At their Wednesday meeting, Monroe County commissioners decided to send a request to the local food and beverage tax advisory commission (FABTAC) that they be able to use “any and all” of the county’s share of food and beverage tax proceeds for existing convention center debt and management expenses.
Historically it has been innkeepers tax revenues that have been used to pay the convention center debt service. But innkeepers tax revenues have have been hit hard by the COVID-19 pandemic. Food and beverage revenues are also down due to the pandemic, but not by as much.
Under the state statute on food and beverage taxes, the request needs to go before the seven-member FABTAC and get a favorable recommendation, before the tax revenue can be used the way the commissioners are requesting.
By April next year, the convention center will have about $2.8 million in principal left on debt that was incurred for acquisition of land around the center and renovations to the existing building. The annual debt service of $636,000 was planned to be paid by the innkeepers tax, a 5-percent change on lodging in the county.
The innkeepers tax revenue is starting to recover from a monthly low of about $49,000, reported in June this year. That was just 17 percent of the total for June in 2019, which was about $289,000.
Less severe was the impact on the food and beverage tax, which saw a year-over-year low in the May 2020 report, when $174,000 collected. That was about half of the May 2019 revenue total ($344,000).
The current fund balance for the county’s portion of the food and beverage tax now sits at $616,071, a bit less than the annual debt service on the convention center.
Based on discussion at a late November meeting of the county council, the convention and visitors commission has cash reserves that could cover two of the quarterly payments.

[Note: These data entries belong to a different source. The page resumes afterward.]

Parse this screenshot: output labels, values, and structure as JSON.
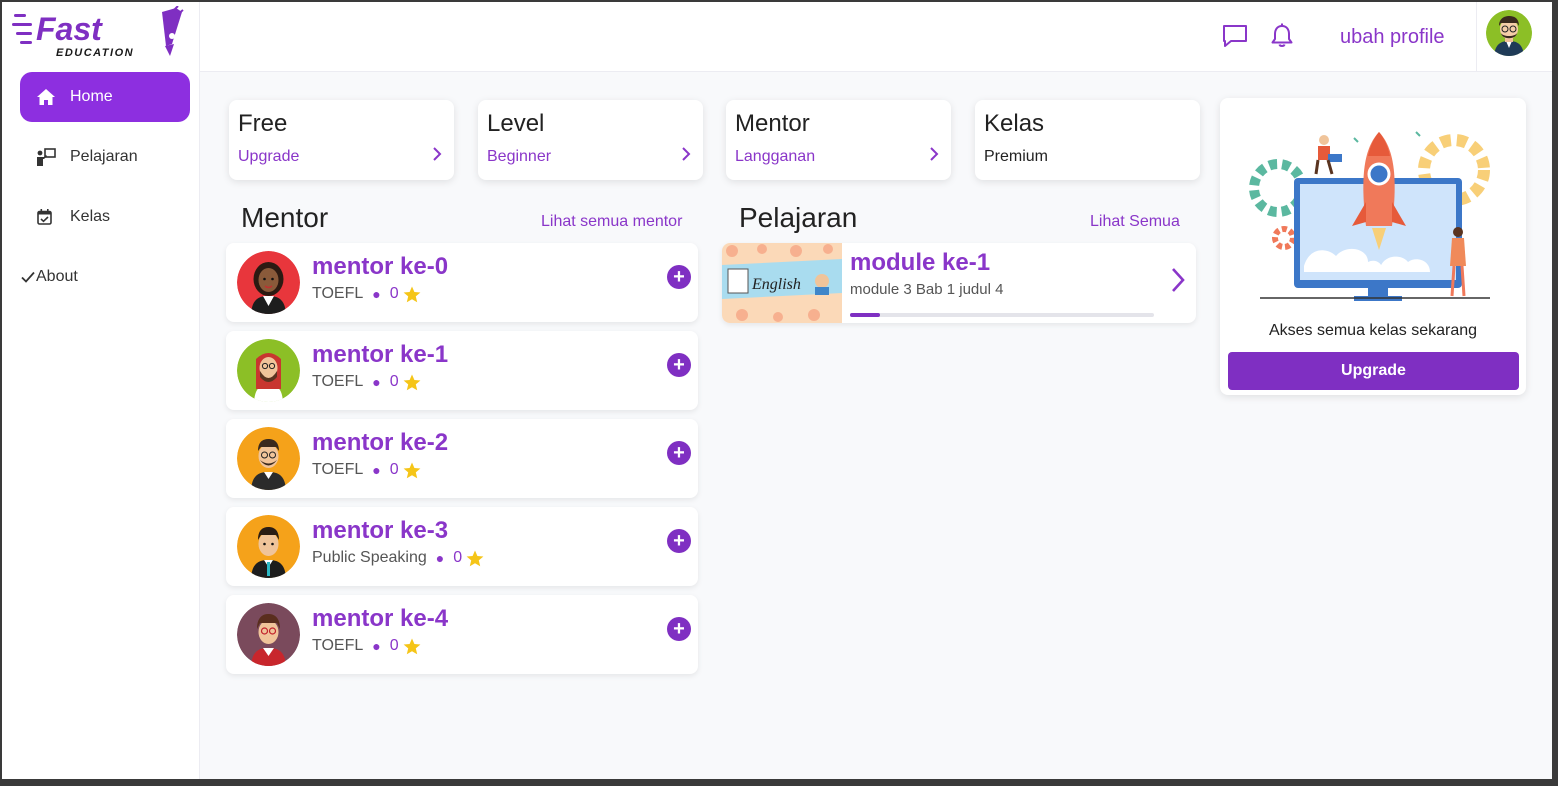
{
  "brand": {
    "name": "Fast",
    "tagline": "EDUCATION",
    "primary_color": "#7f2fc2"
  },
  "sidebar": {
    "items": [
      {
        "label": "Home",
        "icon": "home-icon",
        "active": true
      },
      {
        "label": "Pelajaran",
        "icon": "teacher-board-icon",
        "active": false
      },
      {
        "label": "Kelas",
        "icon": "calendar-check-icon",
        "active": false
      },
      {
        "label": "About",
        "icon": "check-icon",
        "active": false
      }
    ]
  },
  "header": {
    "chat_icon": "chat-icon",
    "bell_icon": "bell-icon",
    "profile_link": "ubah profile"
  },
  "stats": [
    {
      "title": "Free",
      "sub": "Upgrade",
      "arrow": true
    },
    {
      "title": "Level",
      "sub": "Beginner",
      "arrow": true
    },
    {
      "title": "Mentor",
      "sub": "Langganan",
      "arrow": true
    },
    {
      "title": "Kelas",
      "sub": "Premium",
      "arrow": false
    }
  ],
  "mentor_section": {
    "title": "Mentor",
    "link": "Lihat semua mentor",
    "mentors": [
      {
        "name": "mentor ke-0",
        "subject": "TOEFL",
        "rating": "0"
      },
      {
        "name": "mentor ke-1",
        "subject": "TOEFL",
        "rating": "0"
      },
      {
        "name": "mentor ke-2",
        "subject": "TOEFL",
        "rating": "0"
      },
      {
        "name": "mentor ke-3",
        "subject": "Public Speaking",
        "rating": "0"
      },
      {
        "name": "mentor ke-4",
        "subject": "TOEFL",
        "rating": "0"
      }
    ]
  },
  "pelajaran_section": {
    "title": "Pelajaran",
    "link": "Lihat Semua",
    "modules": [
      {
        "title": "module ke-1",
        "sub": "module 3 Bab 1 judul 4",
        "thumb_text": "English",
        "progress": 0.1
      }
    ]
  },
  "promo": {
    "text": "Akses semua kelas sekarang",
    "button": "Upgrade"
  }
}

The 1-percent tax is paid by purchasers of all prepared food and beverages in the county. The county government’s share of the tax proceeds is 10 percent. The other 90 percent goes to the city of Bloomington.

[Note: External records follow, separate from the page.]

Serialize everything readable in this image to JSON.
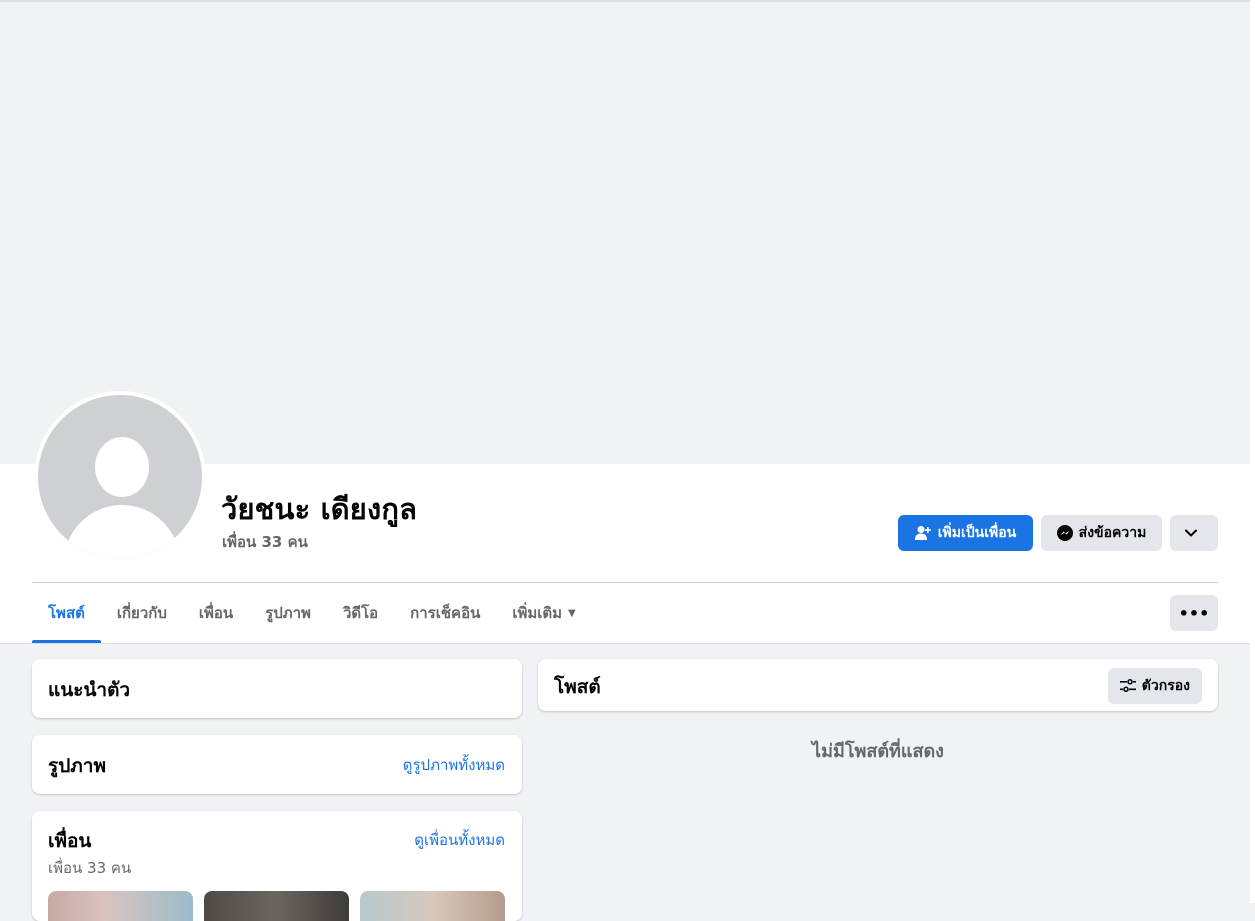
{
  "profile": {
    "name": "วัยชนะ เดียงกูล",
    "friend_count": "เพื่อน 33 คน"
  },
  "actions": {
    "add_friend": "เพิ่มเป็นเพื่อน",
    "message": "ส่งข้อความ"
  },
  "tabs": [
    {
      "label": "โพสต์",
      "active": true
    },
    {
      "label": "เกี่ยวกับ",
      "active": false
    },
    {
      "label": "เพื่อน",
      "active": false
    },
    {
      "label": "รูปภาพ",
      "active": false
    },
    {
      "label": "วิดีโอ",
      "active": false
    },
    {
      "label": "การเช็คอิน",
      "active": false
    },
    {
      "label": "เพิ่มเติม",
      "active": false
    }
  ],
  "intro": {
    "title": "แนะนำตัว"
  },
  "photos": {
    "title": "รูปภาพ",
    "see_all": "ดูรูปภาพทั้งหมด"
  },
  "friends": {
    "title": "เพื่อน",
    "see_all": "ดูเพื่อนทั้งหมด",
    "count": "เพื่อน 33 คน"
  },
  "posts": {
    "title": "โพสต์",
    "filter": "ตัวกรอง",
    "empty": "ไม่มีโพสต์ที่แสดง"
  },
  "colors": {
    "accent": "#1b74e4",
    "page_bg": "#f0f2f5",
    "secondary_button": "#e4e6eb"
  }
}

The food and beverage tax was enacted specifically to fund the planned expansion of the convention center and for other related tourism or economic development projects.
But the COVID-19 pandemic led city and county leaders to consider using the funds for business and nonprofit relief. It’s a move that was green-lighted by Indiana’s State Board of Accounts (SBOA).

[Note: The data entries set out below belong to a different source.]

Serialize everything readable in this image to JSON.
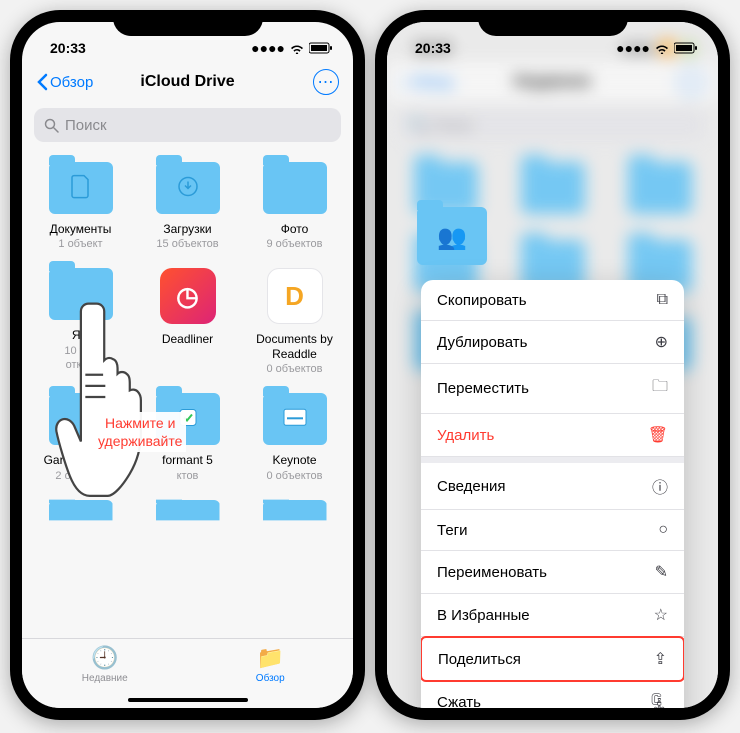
{
  "left": {
    "status": {
      "time": "20:33"
    },
    "nav": {
      "back": "Обзор",
      "title": "iCloud Drive"
    },
    "search": {
      "placeholder": "Поиск"
    },
    "items": [
      {
        "name": "Документы",
        "meta": "1 объект",
        "kind": "folder",
        "glyph": "doc"
      },
      {
        "name": "Загрузки",
        "meta": "15 объектов",
        "kind": "folder",
        "glyph": "down"
      },
      {
        "name": "Фото",
        "meta": "9 объектов",
        "kind": "folder",
        "glyph": ""
      },
      {
        "name": "Я      к",
        "meta": "10       тов",
        "kind": "folder",
        "glyph": "",
        "sub": "откры"
      },
      {
        "name": "Deadliner",
        "meta": "",
        "kind": "app",
        "bg": "linear-gradient(135deg,#ff512f,#dd2476)",
        "glyph": "◷"
      },
      {
        "name": "Documents by Readdle",
        "meta": "0 объектов",
        "kind": "app",
        "bg": "#fff",
        "glyph": "D",
        "gcolor": "#f5a623",
        "border": "1px solid #e5e5e9"
      },
      {
        "name": "Gara          для iOS",
        "meta": "2 объекта",
        "kind": "folder",
        "glyph": ""
      },
      {
        "name": "formant 5",
        "meta": "ктов",
        "kind": "folder",
        "glyph": "check"
      },
      {
        "name": "Keynote",
        "meta": "0 объектов",
        "kind": "folder",
        "glyph": "key"
      }
    ],
    "pointer_text": "Нажмите и\nудерживайте",
    "tabs": {
      "recent": "Недавние",
      "browse": "Обзор"
    }
  },
  "right": {
    "status": {
      "time": "20:33"
    },
    "menu": [
      {
        "label": "Скопировать",
        "icon": "copy"
      },
      {
        "label": "Дублировать",
        "icon": "dup"
      },
      {
        "label": "Переместить",
        "icon": "folder"
      },
      {
        "label": "Удалить",
        "icon": "trash",
        "danger": true
      },
      {
        "sep": true
      },
      {
        "label": "Сведения",
        "icon": "info"
      },
      {
        "label": "Теги",
        "icon": "tag"
      },
      {
        "label": "Переименовать",
        "icon": "pencil"
      },
      {
        "label": "В Избранные",
        "icon": "star"
      },
      {
        "label": "Поделиться",
        "icon": "share",
        "highlighted": true
      },
      {
        "label": "Сжать",
        "icon": "archive"
      }
    ]
  }
}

After getting a favorable recommendation from the FABTAC, Bloomington city government and Monroe County government have both used food and beverage tax proceeds to provide relief to businesses and nonprofit organizations that have been impacted by the COVID-19 pandemic.
The county nearly maxed out its $400,000 worth of approved COVID-19 business relief grant funding. Bloomington has distributed as loans about $1.47 million of the $2 million that was recommended by the FABTAC.
The $44-million convention center expansion is planned to be funded by the city of Bloomington, out of its share of the food and beverage tax proceeds. That expansion has been on hold since early March, before the pandemic arrived. That’s when city and county elected officials had hit another rough patch in their effort to sort out the governance structure of the expanded convention center.
Monroe County plans to use its share of the food and beverage tax proceeds to fund a limestone heritage tourist destination site and has approved $500,000 for the project. That’s been on hold since the pandemic started.
Serving on the seven-member FABTAC that will consider the request from the county commissioners to use food and beverage tax money to pay existing debt on the convention center are: John Hamilton (Bloomington’s mayor), Julie Thomas (president of the county board of commissioners), Steve Volan (Bloomington city council), Cheryl Munson (Monroe County councilor), Lennie Busch (Lennie’s), Susan Bright (Nick’s English Hut) and Tony Suttile (Fourwinds Marina).